J. Reuben Clark’s incredible administrative talents came to the fore as he urged President Grant to delegate more responsibility, to limit his accessibility to the public, to lengthen the terms of bishops, and to curtail spending of Church funds.  President Clark was the decisive force behind successfully withdrawing all missionaries from Europe before the calamities of Hitler’s regime bore sway.  Other initiatives of President Clark’s long tenure in the First Presidency included appointing Assistants to the Twelve, overhauling the Church’s budget, using ward chapels for more than one congregation, creating regions to administer Church welfare and other programs, holding regional priesthood meetings or solemn assemblies, organizing regional councils to act as go-betweens for stake presidents and general authorities, and broadcasting conference to outlying areas of the Church.  He authored several masterfully written literary works, Man, God’s Greatest Miracle, Why the King James Version, Our Lord of the Gospels, and On the Way to Immortality and Eternal Life.
In spite of his eminent position in the First Presidency, where he served brilliantly and devotedly for twenty-three years, he was ever conscious of the predominant role held by each president of the Church, and he never presumed to usurp that authority.  He won the profound admiration of members throughout the Church. Elder Hugh B. Brown fittingly said, “President Clark’s stature was such that no single article, in fact, no biography could do him justice though it should be written by a modern Boswell.” 

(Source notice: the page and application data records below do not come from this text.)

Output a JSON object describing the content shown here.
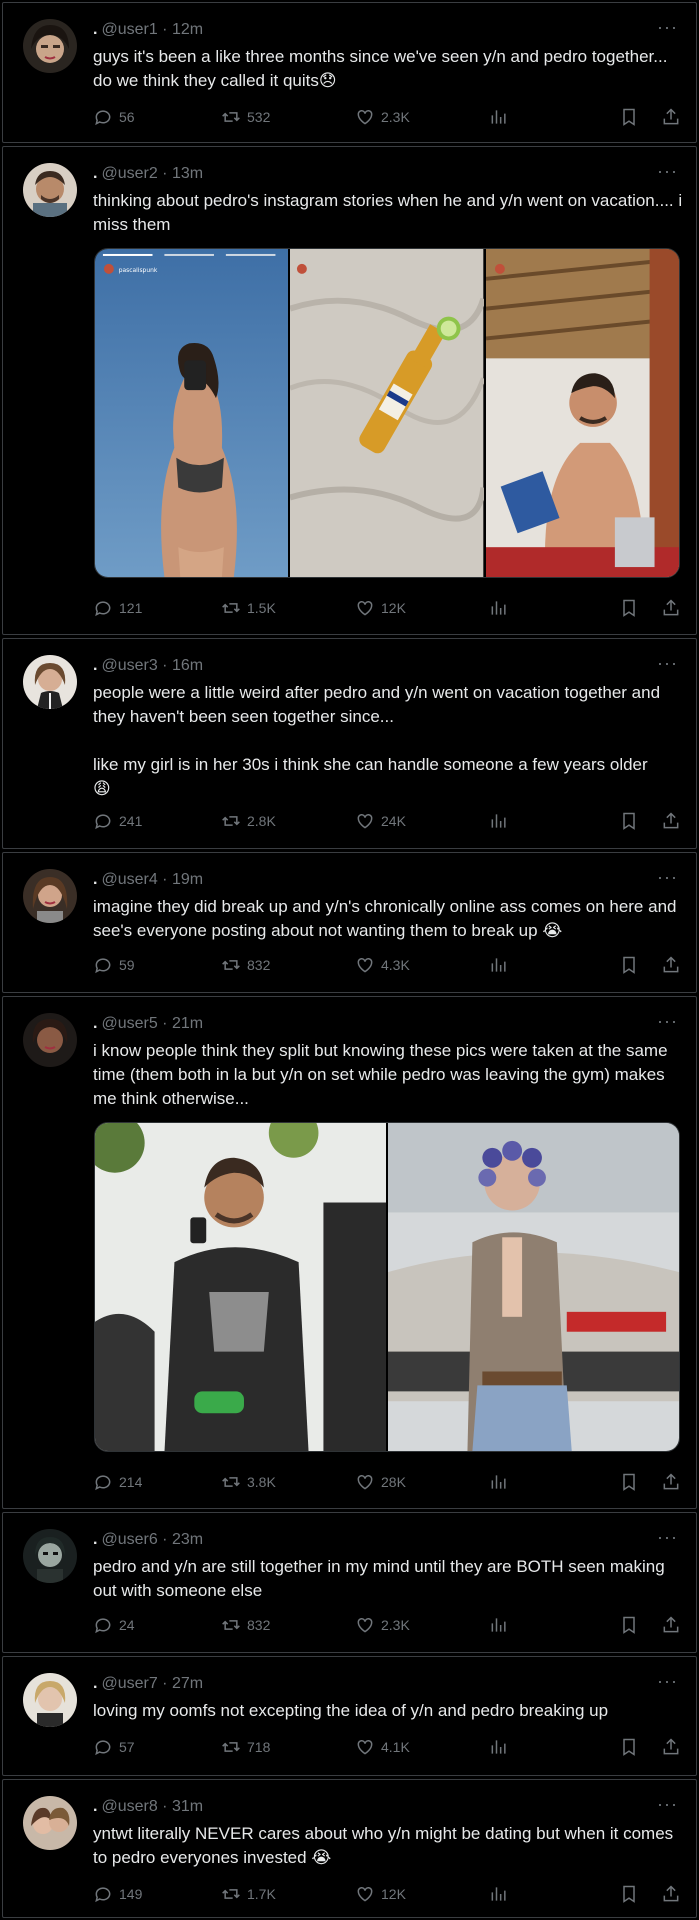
{
  "tweets": [
    {
      "user": "@user1",
      "time": "12m",
      "text": "guys it's been a like three months since we've seen y/n and pedro together... do we think they called it quits",
      "emoji": "😞",
      "replies": "56",
      "retweets": "532",
      "likes": "2.3K"
    },
    {
      "user": "@user2",
      "time": "13m",
      "text": "thinking about pedro's instagram stories when he and y/n went on vacation.... i miss them",
      "emoji": "",
      "replies": "121",
      "retweets": "1.5K",
      "likes": "12K",
      "media_caption": "pascalispunk"
    },
    {
      "user": "@user3",
      "time": "16m",
      "text": "people were a little weird after pedro and y/n went on vacation together and they haven't been seen together since...\n\nlike my girl is in her 30s i think she can handle someone a few years older",
      "emoji": "😩",
      "replies": "241",
      "retweets": "2.8K",
      "likes": "24K"
    },
    {
      "user": "@user4",
      "time": "19m",
      "text": "imagine they did break up and y/n's chronically online ass comes on here and see's everyone posting about not wanting them to break up",
      "emoji": "😭",
      "replies": "59",
      "retweets": "832",
      "likes": "4.3K"
    },
    {
      "user": "@user5",
      "time": "21m",
      "text": "i know people think they split but knowing these pics were taken at the same time (them both in la but y/n on set while pedro was leaving the gym) makes me think otherwise...",
      "emoji": "",
      "replies": "214",
      "retweets": "3.8K",
      "likes": "28K"
    },
    {
      "user": "@user6",
      "time": "23m",
      "text": "pedro and y/n are still together in my mind until they are BOTH seen making out with someone else",
      "emoji": "",
      "replies": "24",
      "retweets": "832",
      "likes": "2.3K"
    },
    {
      "user": "@user7",
      "time": "27m",
      "text": "loving my oomfs not excepting the idea of y/n and pedro breaking up",
      "emoji": "",
      "replies": "57",
      "retweets": "718",
      "likes": "4.1K"
    },
    {
      "user": "@user8",
      "time": "31m",
      "text": "yntwt literally NEVER cares about who y/n might be dating but when it comes to pedro everyones invested",
      "emoji": "😭",
      "replies": "149",
      "retweets": "1.7K",
      "likes": "12K"
    }
  ],
  "labels": {
    "separator": "·",
    "dot": ".",
    "more": "···"
  }
}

 David H. Yarn Jr., Young Reuben: The Early Life of J. Reuben Clark, Jr. (Provo, UT: Brigham Young University Press, 1973), 60.

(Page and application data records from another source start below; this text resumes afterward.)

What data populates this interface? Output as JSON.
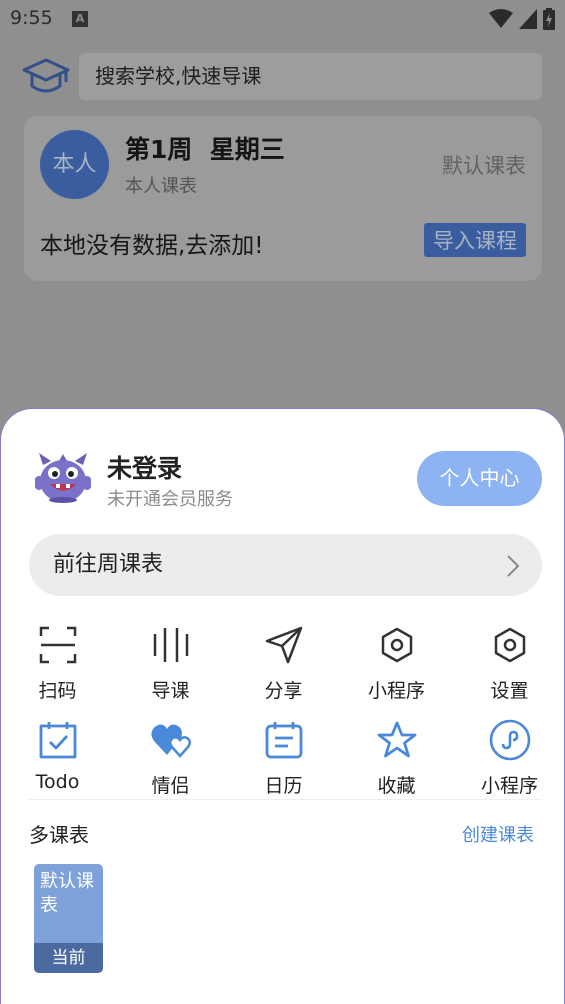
{
  "status_bar": {
    "time": "9:55",
    "notification_glyph": "A"
  },
  "home": {
    "search_placeholder": "搜索学校,快速导课",
    "avatar_text": "本人",
    "week_label": "第1周  星期三",
    "owner_label": "本人课表",
    "table_name": "默认课表",
    "empty_message": "本地没有数据,去添加!",
    "import_button": "导入课程"
  },
  "sheet": {
    "login_status": "未登录",
    "membership_status": "未开通会员服务",
    "profile_button": "个人中心",
    "weekly_schedule_link": "前往周课表",
    "menu_row1": [
      {
        "label": "扫码",
        "icon": "scan-icon"
      },
      {
        "label": "导课",
        "icon": "import-lines-icon"
      },
      {
        "label": "分享",
        "icon": "share-arrow-icon"
      },
      {
        "label": "小程序",
        "icon": "hexagon-nut-icon"
      },
      {
        "label": "设置",
        "icon": "settings-hexagon-icon"
      }
    ],
    "menu_row2": [
      {
        "label": "Todo",
        "icon": "todo-calendar-check-icon"
      },
      {
        "label": "情侣",
        "icon": "couple-hearts-icon"
      },
      {
        "label": "日历",
        "icon": "calendar-icon"
      },
      {
        "label": "收藏",
        "icon": "star-icon"
      },
      {
        "label": "小程序",
        "icon": "mini-program-icon"
      }
    ],
    "multi_schedule_title": "多课表",
    "create_schedule_link": "创建课表",
    "schedules": [
      {
        "name": "默认课表",
        "badge": "当前"
      }
    ]
  },
  "colors": {
    "accent_blue": "#4a89d9",
    "profile_button": "#8db3f3",
    "schedule_card": "#7ea1da"
  }
}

 Henry D. Moyle, “President J. Reuben Clark, Jr. Called Back as a Counselor in the First Presidency of the Church,” Relief Society Magazine, June 1951,374.
 D. Michael Quinn, J. Reuben Clark: The Church Years (Provo, UT: Brigham Young University Press, 1983), 39–42.
 Quinn, J. Reuben Clark, 74–75.
 Quinn, J. Reuben Clark, 72–73, 79, 103.
6] Quinn, J. Reuben Clark, 81–82.
 Quinn, J. Reuben Clark, 87, 88–90, 111, 134, 272.
 Quinn, J. Reuben Clark, 85, 89.
 Hugh B. Brown, “In Memoriam—President J. Reuben Clark, Jr.,” Relief Society Magazine, December 1961, 789.